The Hon. Archie Majoribanks took a Golden Retriever to Canada in 1881, and registered Lady with the American Kennel Club (AKC) in 1894. These are the first records of the breed in these two countries. The breed was first registered in Canada in 1927, and the Golden Retriever Club of Ontario, now the Golden Retriever Club of Canada, was formed in 1958.
The AKC recognized the breed in 1932, and in 1938 the Golden Retriever Club of America was formed.
Goldies are active and fun-loving but also exceptionally patient, as befits a dog bred to sit quietly for hours in a hunting blind. Other characteristics related to their hunting heritage is a size suited for scrambling in and out of boats and an inordinate love for cool water.
Like the Labrador, they are noted for their intelligence, their affection for people, and their tolerance of children. The other side of this is that they require lots of companionship to be happy. They do well in obedience trials and make excellent guide dogs. While they might not do quite as well in field trials as Labrador Retrievers, they are excellent hunters that are famous for their outstanding scenting abilities. They are exceptionally eager to please their owners.
The Golden Retriever loves to retrieve. Retrieving a thrown stick, tennis ball, or frisbee can keep a Golden occupied and entertained for hours, particularly if there is also water involved.
Today's golden retrievers fall into two groups: show dogs and field dogs. The goldens in the show group are generally bigger boned, longer, and heavier. The champagne color and long flowing coat are highly prized in the show ring. On the other hand, field goldens tend to be smaller, longer legged, and be redder golden.
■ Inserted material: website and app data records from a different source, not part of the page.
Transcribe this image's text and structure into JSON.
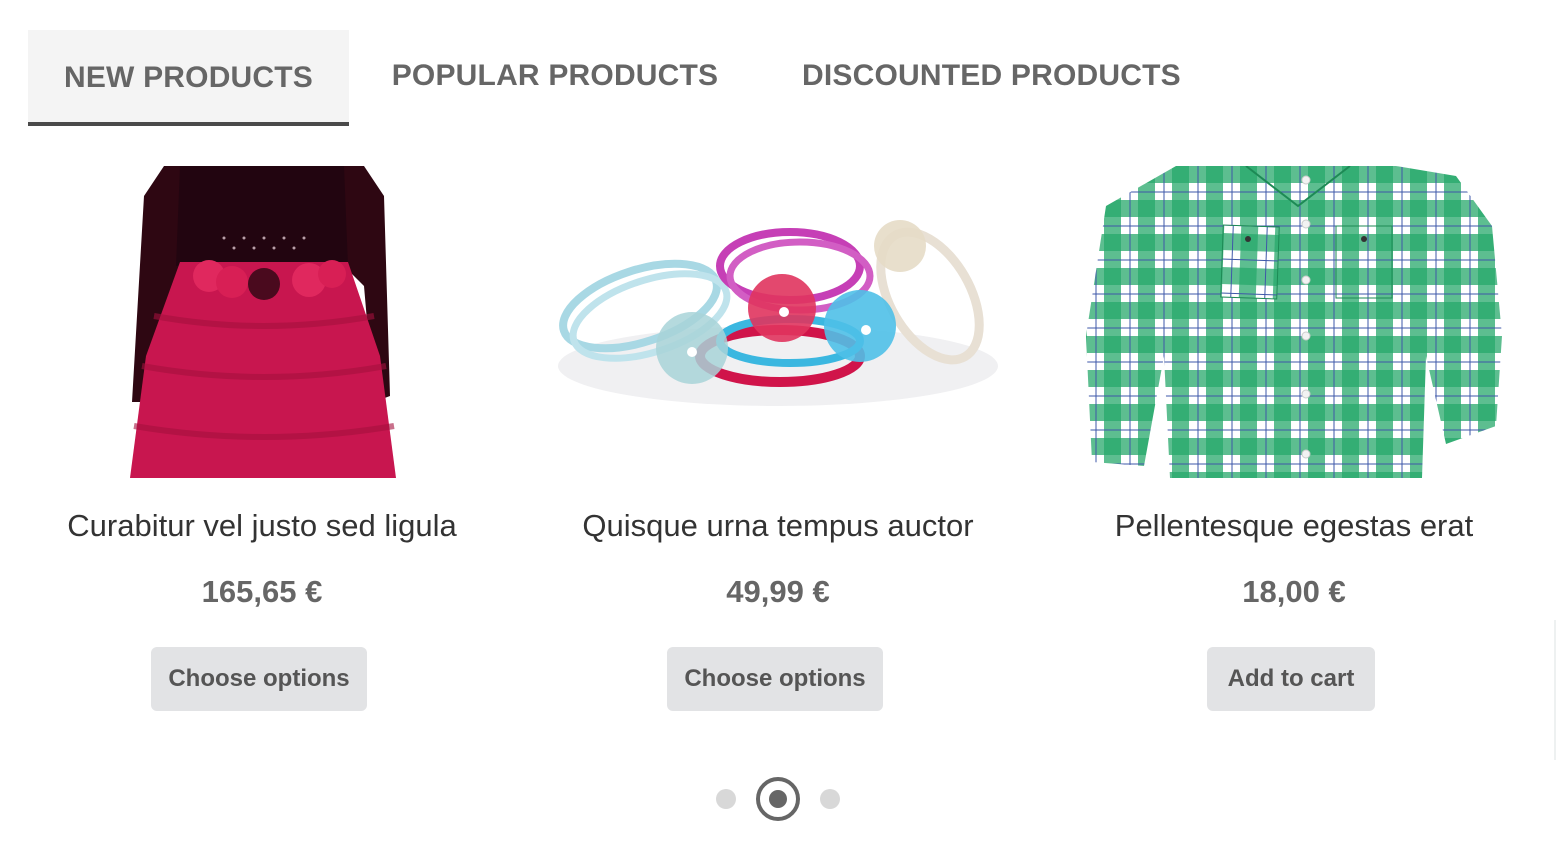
{
  "tabs": [
    {
      "label": "NEW PRODUCTS",
      "active": true
    },
    {
      "label": "POPULAR PRODUCTS",
      "active": false
    },
    {
      "label": "DISCOUNTED PRODUCTS",
      "active": false
    }
  ],
  "products": [
    {
      "name": "Curabitur vel justo sed ligula",
      "price": "165,65 €",
      "button": "Choose options",
      "image": "girls-red-velvet-tutu-dress"
    },
    {
      "name": "Quisque urna tempus auctor",
      "price": "49,99 €",
      "button": "Choose options",
      "image": "flower-hair-ties-set"
    },
    {
      "name": "Pellentesque egestas erat",
      "price": "18,00 €",
      "button": "Add to cart",
      "image": "green-plaid-shirt"
    }
  ],
  "carousel": {
    "pages": 3,
    "current": 2
  },
  "colors": {
    "tab_active_bg": "#f4f4f4",
    "tab_indicator": "#4a4a4a",
    "button_bg": "#e2e3e5",
    "text_muted": "#666666"
  }
}
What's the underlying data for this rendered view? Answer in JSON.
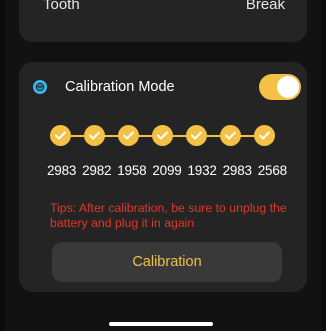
{
  "top_card": {
    "left_text": "Tooth",
    "right_text": "Break"
  },
  "calibration": {
    "mode_label": "Calibration Mode",
    "mode_icon": "calibration-icon",
    "toggle_on": true,
    "checks": [
      true,
      true,
      true,
      true,
      true,
      true,
      true
    ],
    "values": [
      "2983",
      "2982",
      "1958",
      "2099",
      "1932",
      "2983",
      "2568"
    ],
    "tips": "Tips: After calibration, be sure to unplug the battery and plug it in again",
    "button_label": "Calibration"
  },
  "colors": {
    "accent": "#f3c146",
    "warning": "#e0372b",
    "icon": "#3fb7e6",
    "card": "#242424"
  }
}
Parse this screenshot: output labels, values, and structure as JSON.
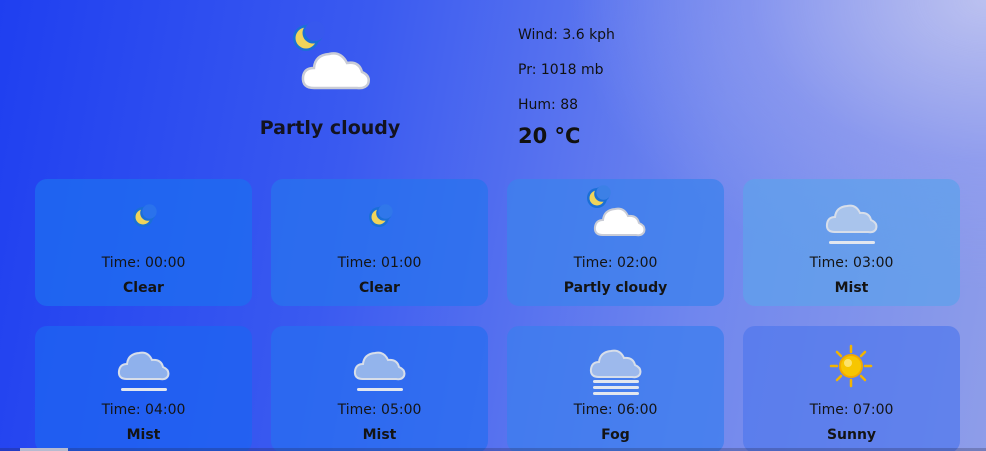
{
  "current": {
    "condition": "Partly cloudy",
    "icon": "partly-cloudy-night-icon",
    "wind": "Wind: 3.6 kph",
    "pressure": "Pr: 1018 mb",
    "humidity": "Hum: 88",
    "temperature": "20 °C"
  },
  "hourly": [
    {
      "time": "Time: 00:00",
      "condition": "Clear",
      "icon": "moon-icon"
    },
    {
      "time": "Time: 01:00",
      "condition": "Clear",
      "icon": "moon-icon"
    },
    {
      "time": "Time: 02:00",
      "condition": "Partly cloudy",
      "icon": "partly-cloudy-night-icon"
    },
    {
      "time": "Time: 03:00",
      "condition": "Mist",
      "icon": "mist-icon"
    },
    {
      "time": "Time: 04:00",
      "condition": "Mist",
      "icon": "mist-icon"
    },
    {
      "time": "Time: 05:00",
      "condition": "Mist",
      "icon": "mist-icon"
    },
    {
      "time": "Time: 06:00",
      "condition": "Fog",
      "icon": "fog-icon"
    },
    {
      "time": "Time: 07:00",
      "condition": "Sunny",
      "icon": "sun-icon"
    }
  ],
  "colors": {
    "moon": "#f0c84a",
    "moon_rim": "#1a6fd6",
    "cloud": "#ffffff",
    "sun": "#f7c600"
  }
}
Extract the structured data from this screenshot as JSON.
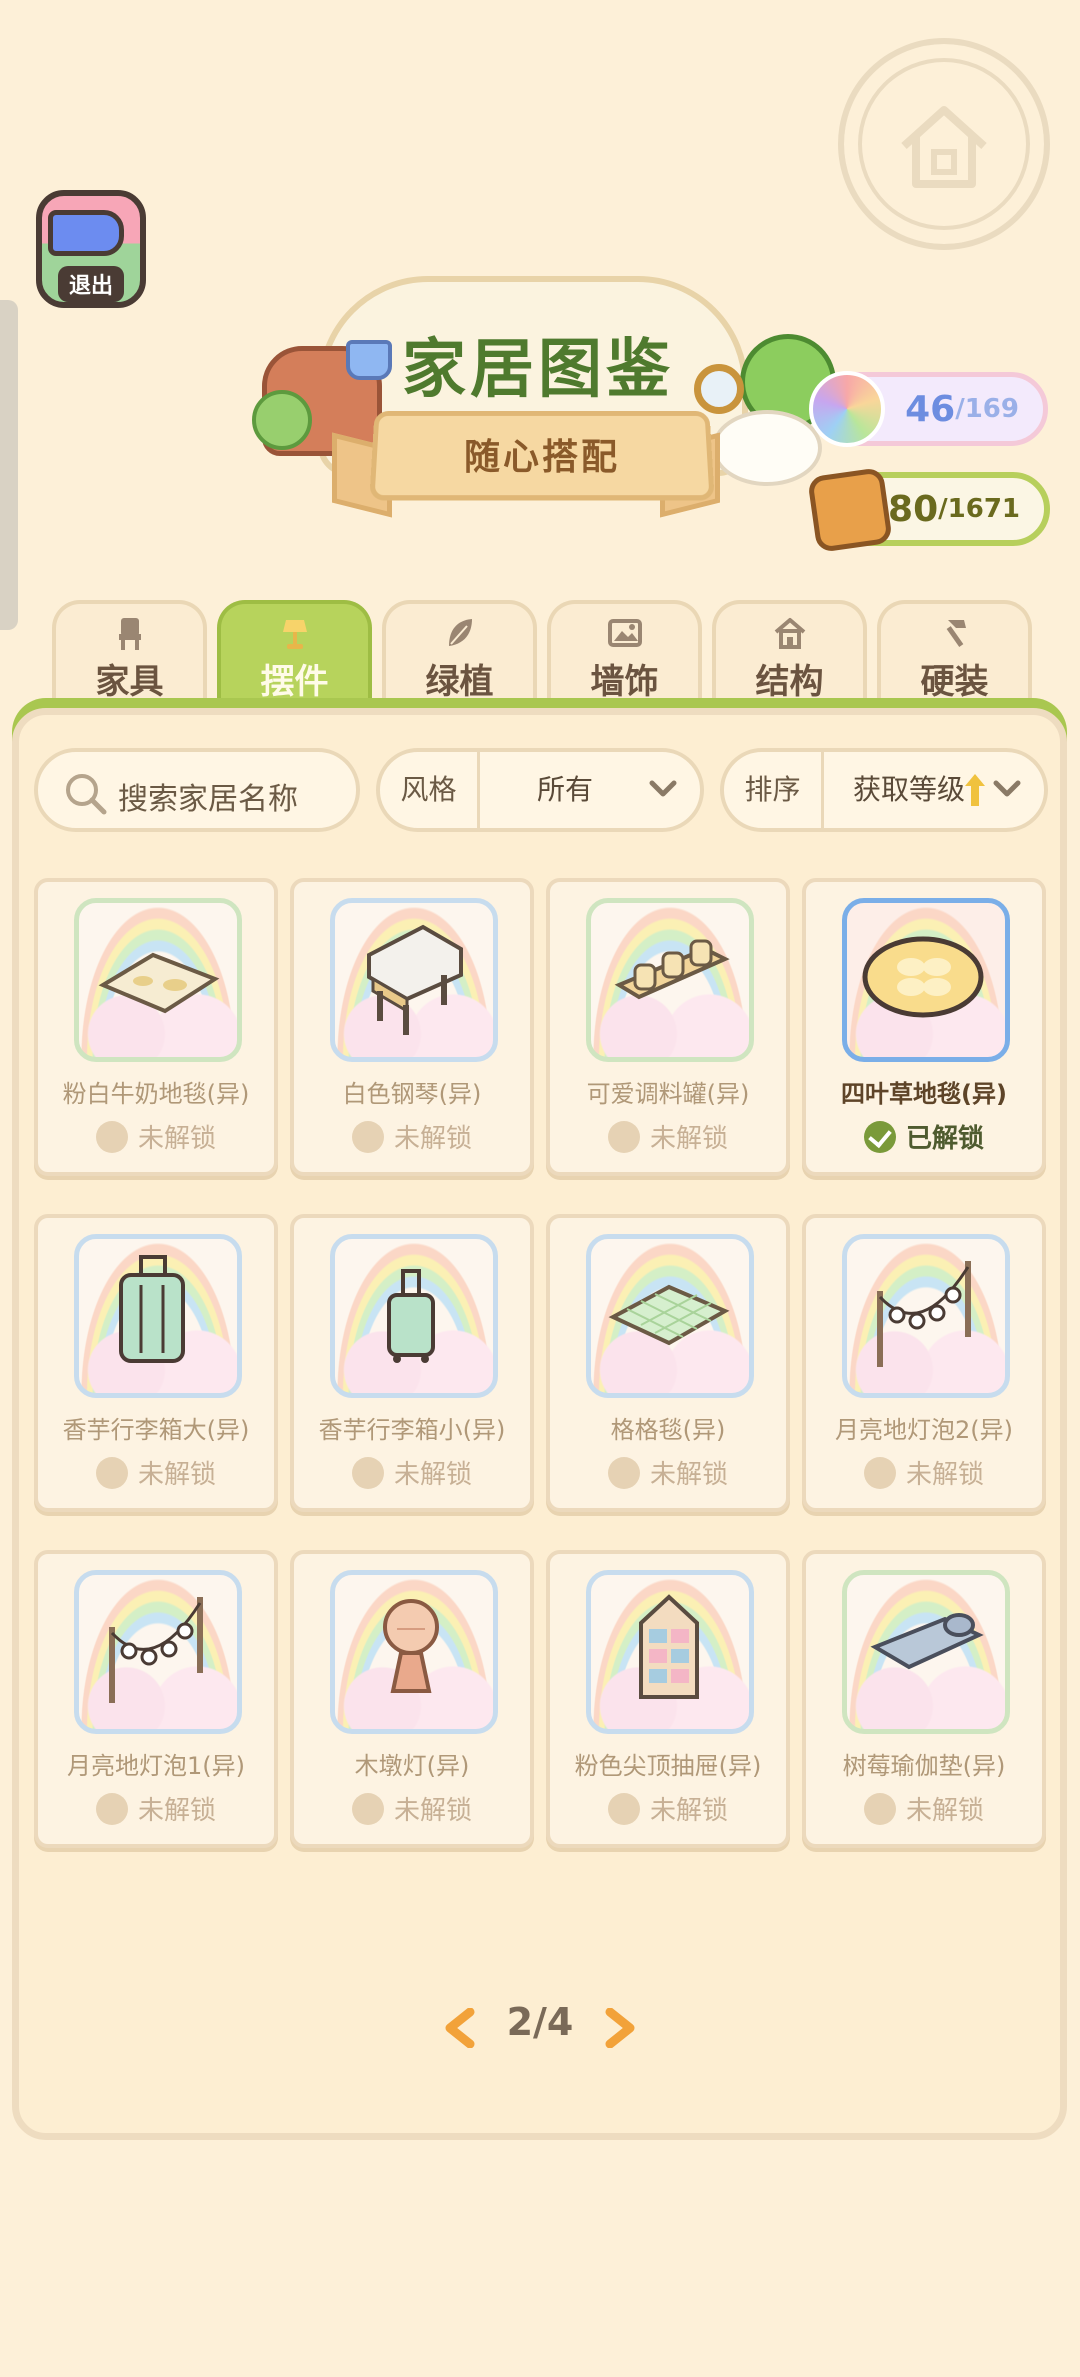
{
  "header": {
    "exit_label": "退出",
    "title": "家居图鉴",
    "subtitle": "随心搭配",
    "rainbow_counter": {
      "current": "46",
      "total": "/169"
    },
    "book_counter": {
      "current": "580",
      "total": "/1671"
    }
  },
  "tabs": [
    {
      "label": "家具",
      "icon": "chair-icon",
      "active": false
    },
    {
      "label": "摆件",
      "icon": "lamp-icon",
      "active": true
    },
    {
      "label": "绿植",
      "icon": "leaf-icon",
      "active": false
    },
    {
      "label": "墙饰",
      "icon": "picture-icon",
      "active": false
    },
    {
      "label": "结构",
      "icon": "house-icon",
      "active": false
    },
    {
      "label": "硬装",
      "icon": "hammer-icon",
      "active": false
    }
  ],
  "filters": {
    "search_placeholder": "搜索家居名称",
    "style_label": "风格",
    "style_value": "所有",
    "sort_label": "排序",
    "sort_value": "获取等级"
  },
  "items": [
    {
      "name": "粉白牛奶地毯(异)",
      "status": "未解锁",
      "unlocked": false,
      "icon": "rug-icon"
    },
    {
      "name": "白色钢琴(异)",
      "status": "未解锁",
      "unlocked": false,
      "icon": "piano-icon"
    },
    {
      "name": "可爱调料罐(异)",
      "status": "未解锁",
      "unlocked": false,
      "icon": "jars-icon"
    },
    {
      "name": "四叶草地毯(异)",
      "status": "已解锁",
      "unlocked": true,
      "icon": "clover-rug-icon"
    },
    {
      "name": "香芋行李箱大(异)",
      "status": "未解锁",
      "unlocked": false,
      "icon": "suitcase-large-icon"
    },
    {
      "name": "香芋行李箱小(异)",
      "status": "未解锁",
      "unlocked": false,
      "icon": "suitcase-small-icon"
    },
    {
      "name": "格格毯(异)",
      "status": "未解锁",
      "unlocked": false,
      "icon": "grid-rug-icon"
    },
    {
      "name": "月亮地灯泡2(异)",
      "status": "未解锁",
      "unlocked": false,
      "icon": "string-lights-icon"
    },
    {
      "name": "月亮地灯泡1(异)",
      "status": "未解锁",
      "unlocked": false,
      "icon": "string-lights-icon"
    },
    {
      "name": "木墩灯(异)",
      "status": "未解锁",
      "unlocked": false,
      "icon": "stump-lamp-icon"
    },
    {
      "name": "粉色尖顶抽屉(异)",
      "status": "未解锁",
      "unlocked": false,
      "icon": "drawer-icon"
    },
    {
      "name": "树莓瑜伽垫(异)",
      "status": "未解锁",
      "unlocked": false,
      "icon": "yoga-mat-icon"
    }
  ],
  "pagination": {
    "text": "2/4"
  }
}
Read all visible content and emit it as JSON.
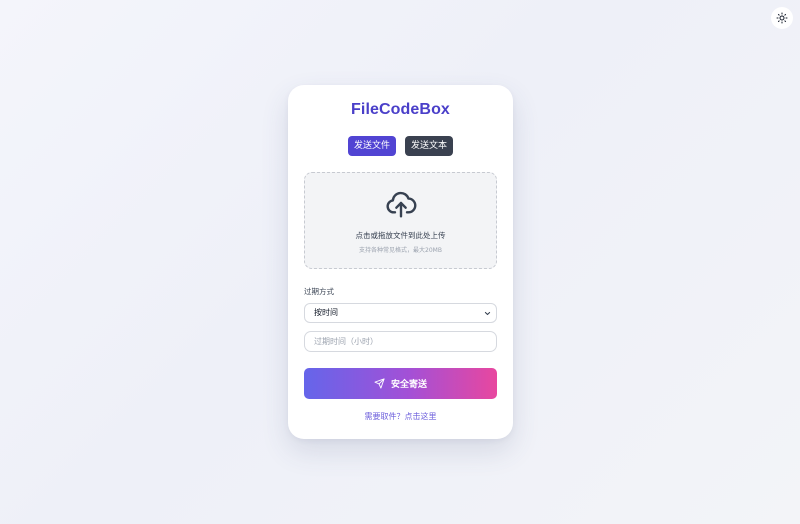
{
  "app": {
    "title": "FileCodeBox"
  },
  "theme_toggle": {
    "icon": "sun-icon"
  },
  "tabs": [
    {
      "label": "发送文件",
      "active": true
    },
    {
      "label": "发送文本",
      "active": false
    }
  ],
  "upload": {
    "icon": "cloud-upload-icon",
    "title": "点击或拖放文件到此处上传",
    "hint": "支持各种常见格式，最大20MB"
  },
  "expire": {
    "label": "过期方式",
    "selected": "按时间",
    "input_placeholder": "过期时间（小时）",
    "input_value": ""
  },
  "send_button": {
    "label": "安全寄送",
    "icon": "send-icon"
  },
  "retrieve_link": {
    "label": "需要取件？点击这里"
  },
  "colors": {
    "brand": "#4a3fc9",
    "tab_active": "#5144d3",
    "tab_inactive": "#3a4150",
    "gradient_start": "#6565ea",
    "gradient_end": "#e8479f"
  }
}
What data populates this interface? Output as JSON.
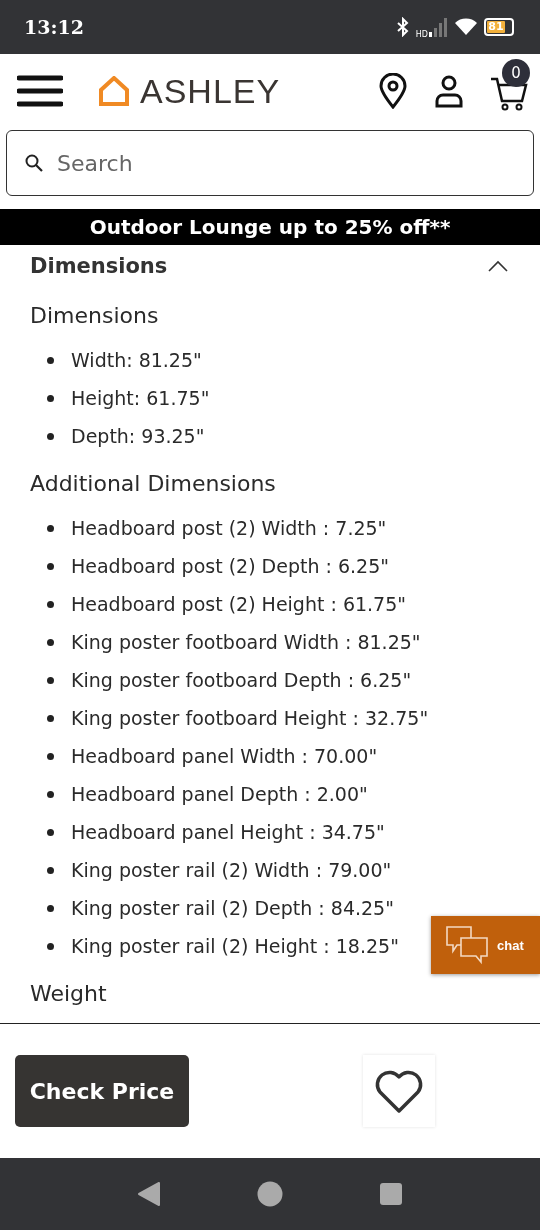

These two strains derive from famous goldens form the 1960's. Gold Rush Charlie moved the show goldens toward their present characteristics while Holway Barty greatly affected the field group. Presently, many breeders are attempting to unite these two strains into the 'All Purpose' golden retriever.